Families of missing Austin men call for lights, cameras on trail off Rainey Street

Two families have banded together to push for the installation of lights and cameras on the Lady Bird Lake Trail right off Rainey Street. 

The family of Jason John and Martin Gutierrez both had loved ones last seen leaving Rainey Street on the trail only to be found a week later in the lake.

"It is pitch black. You can't see anything. I mean, there is no lighting," said Mitchell Gutierrez, brother to Martin Gutierrez.

Mitchell Gutierrez has been fighting to get lights and cameras installed on the trail since 2018. It is something he has wanted since his younger brother Martin went missing there four years ago. His body was found one week later in the lake.


"People are dying, and families are just being crushed and devastated through all of this. Something needs to be done," he said.

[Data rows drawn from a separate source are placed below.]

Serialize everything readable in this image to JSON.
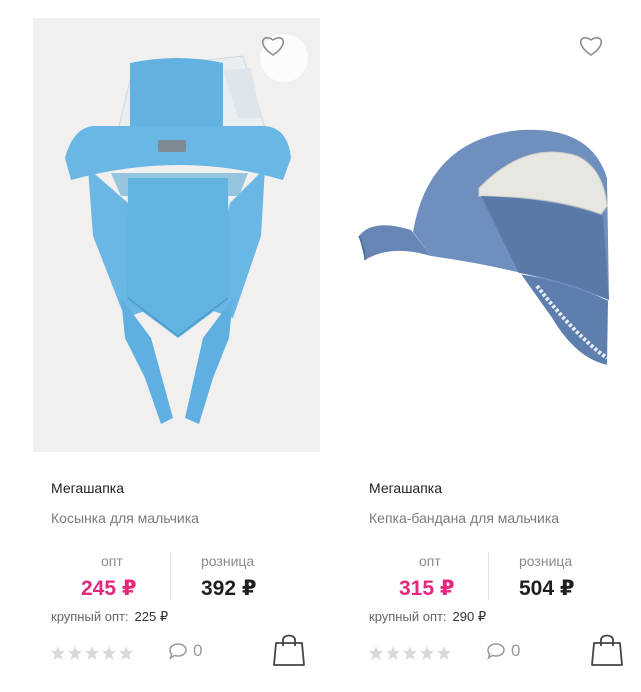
{
  "products": [
    {
      "brand": "Мегашапка",
      "name": "Косынка для мальчика",
      "price_labels": {
        "wholesale": "опт",
        "retail": "розница"
      },
      "wholesale_price": "245 ₽",
      "retail_price": "392 ₽",
      "bulk_label": "крупный опт:",
      "bulk_price": "225 ₽",
      "comments_count": "0",
      "rating_stars": 0,
      "icons": [
        "heart-icon",
        "star-icon",
        "comment-icon",
        "shopping-bag-icon"
      ]
    },
    {
      "brand": "Мегашапка",
      "name": "Кепка-бандана для мальчика",
      "price_labels": {
        "wholesale": "опт",
        "retail": "розница"
      },
      "wholesale_price": "315 ₽",
      "retail_price": "504 ₽",
      "bulk_label": "крупный опт:",
      "bulk_price": "290 ₽",
      "comments_count": "0",
      "rating_stars": 0,
      "icons": [
        "heart-icon",
        "star-icon",
        "comment-icon",
        "shopping-bag-icon"
      ]
    }
  ],
  "colors": {
    "wholesale_price": "#e6287d",
    "retail_price": "#1f1f1f",
    "star_empty": "#d9d9d9"
  }
}
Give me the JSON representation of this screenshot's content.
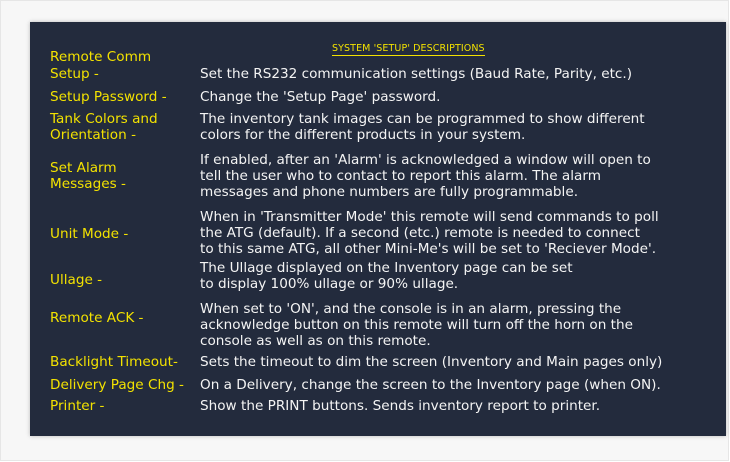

The location where Martin was found is almost the exact same spot 30-year-old Jason John’s body was found after he disappeared in early February. The John family had also been searching for a week before receiving the dreaded update.

"We're still in shock and we're still processing, but at least now we have closure," Rinju John told FOX 7 Austin the day after police found his brother Jason.

Mitchell says he reached out to the John family as soon as he heard Jason was missing. He says he saw similarities in both cases almost immediately. 

"Same thing: 2 a.m., Rainey Street, on a weekend, went missing out of the norm, didn't answer his phone. Seven days later, they found him," he said.


He says connecting with Jason's older brother Rinju for the first time was surreal.

"It was like I was talking in a mirror. That shock, that pain, that you don't know what to say, what to do, what to feel," said Mitchell.

Now the two families have banded together for a similar goal. A goal to make sure this does not happen to another family again.

"We want this to be something that changes Austin. We want that trail to be lit up. It's hard to believe in 2023 that the entire trail has no cameras on it. There's very little lighting. It's incredibly dark over there and that has to be fixed," said Rinju.

Both families recently sat down with state and local leaders to discuss the idea of lights and cameras on the trails. They feel their plea for change might actually become a reality. If and when it happens, Mitchell says it will be the ultimate testimony to both lives lost.

"Surveillance and lighting will mean that we actually made a change, that something happened, that my brother's death won't go in vain," said Mitchell.